Time: 7 minutes. Click here to go to my list of prompts.
Years ago, I watched time-lapse photography of plants growing. Plants move and respond to stimuli and avoid pain like animals, the narrator said. They just do it on a different time scale. That documentary made me wonder what the world seems like to a plant.
Reading the news the other day, that documentary came to mind. The tenta plant has been making its way up from Mexico. Here in the Shenandoah we knew we’d be safe; we have winters here after all. Plants adapt over time, but winter is a mighty thing.
Somehow, the tenta adapts faster. Scientists are fascinated by it the way they always are by hazardous things, like a kitten with a grenade. Some have compared it to reverse transcription viruses like HIV, somehow it has some ability to incorporate genetic attributes of other plants. Surrounded by winter-hardy plants, ten thousand of these plants could try ten thousand combinations.
There are indications of new traits to the plant, as it grows further into more densely settled regions. It was never an irritant like poison ivy, but now it is. Some have nettles.

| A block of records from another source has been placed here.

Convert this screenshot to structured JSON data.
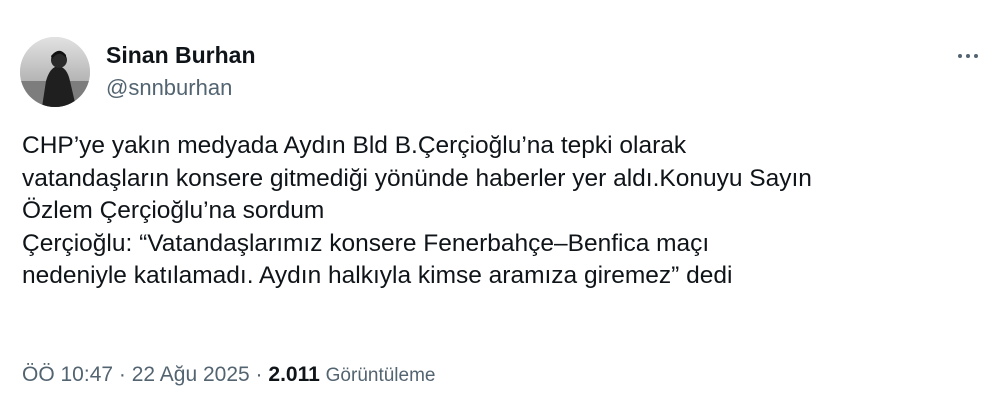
{
  "author": {
    "name": "Sinan Burhan",
    "handle": "@snnburhan"
  },
  "tweet": {
    "lines": [
      "CHP’ye yakın medyada Aydın Bld B.Çerçioğlu’na tepki olarak",
      "vatandaşların konsere gitmediği yönünde haberler yer aldı.Konuyu Sayın",
      "Özlem Çerçioğlu’na sordum",
      "Çerçioğlu: “Vatandaşlarımız konsere Fenerbahçe–Benfica maçı",
      "nedeniyle katılamadı. Aydın halkıyla kimse aramıza giremez” dedi"
    ]
  },
  "meta": {
    "time": "ÖÖ 10:47",
    "separator": "·",
    "date": "22 Ağu 2025",
    "views_count": "2.011",
    "views_label": "Görüntüleme"
  },
  "icons": {
    "more": "more-horizontal-icon"
  },
  "colors": {
    "text": "#0f1419",
    "secondary": "#536471",
    "background": "#ffffff"
  }
}
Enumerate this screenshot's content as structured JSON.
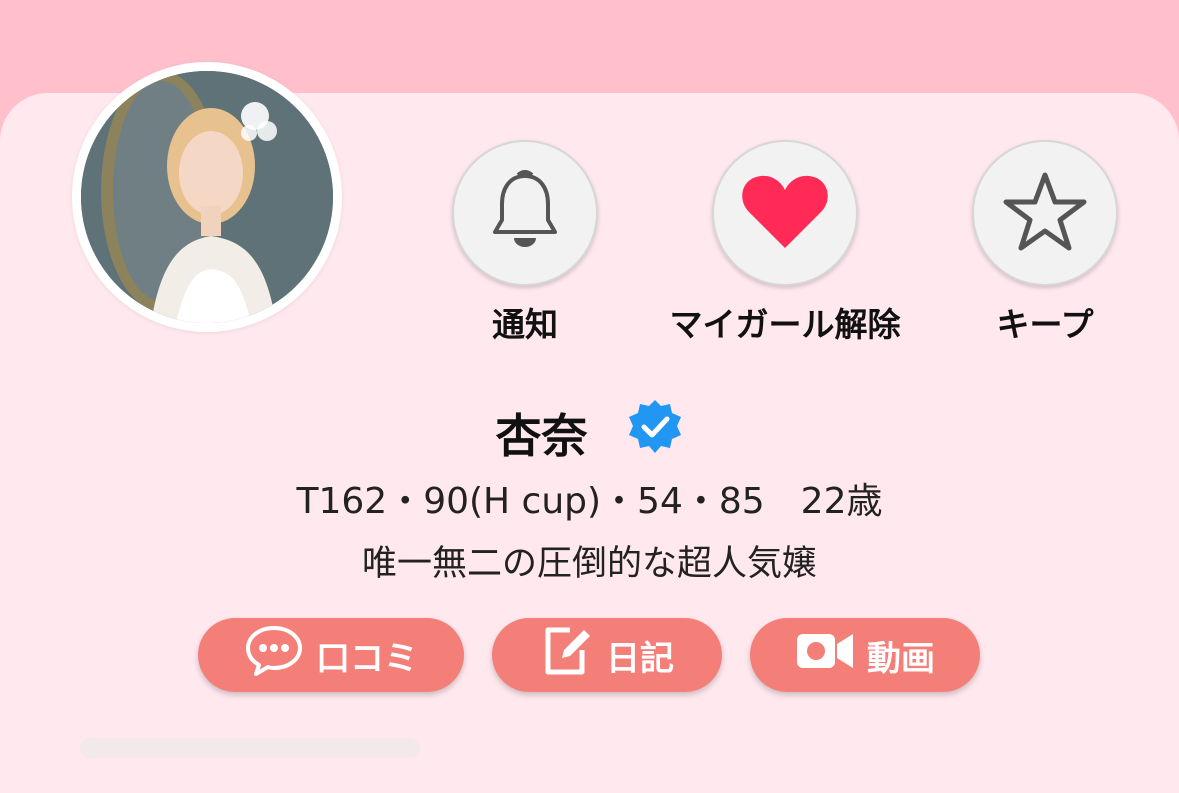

I remember watching those vines frantically reach toward the light, in some way we can’t understand knowing and feeling what they wanted. Or the ficus tree, slowly growing the life out of its host. I couldn’t help but wonder if the tenta plant had such an awareness to accompany its novel new ability, and what that might hold for the future.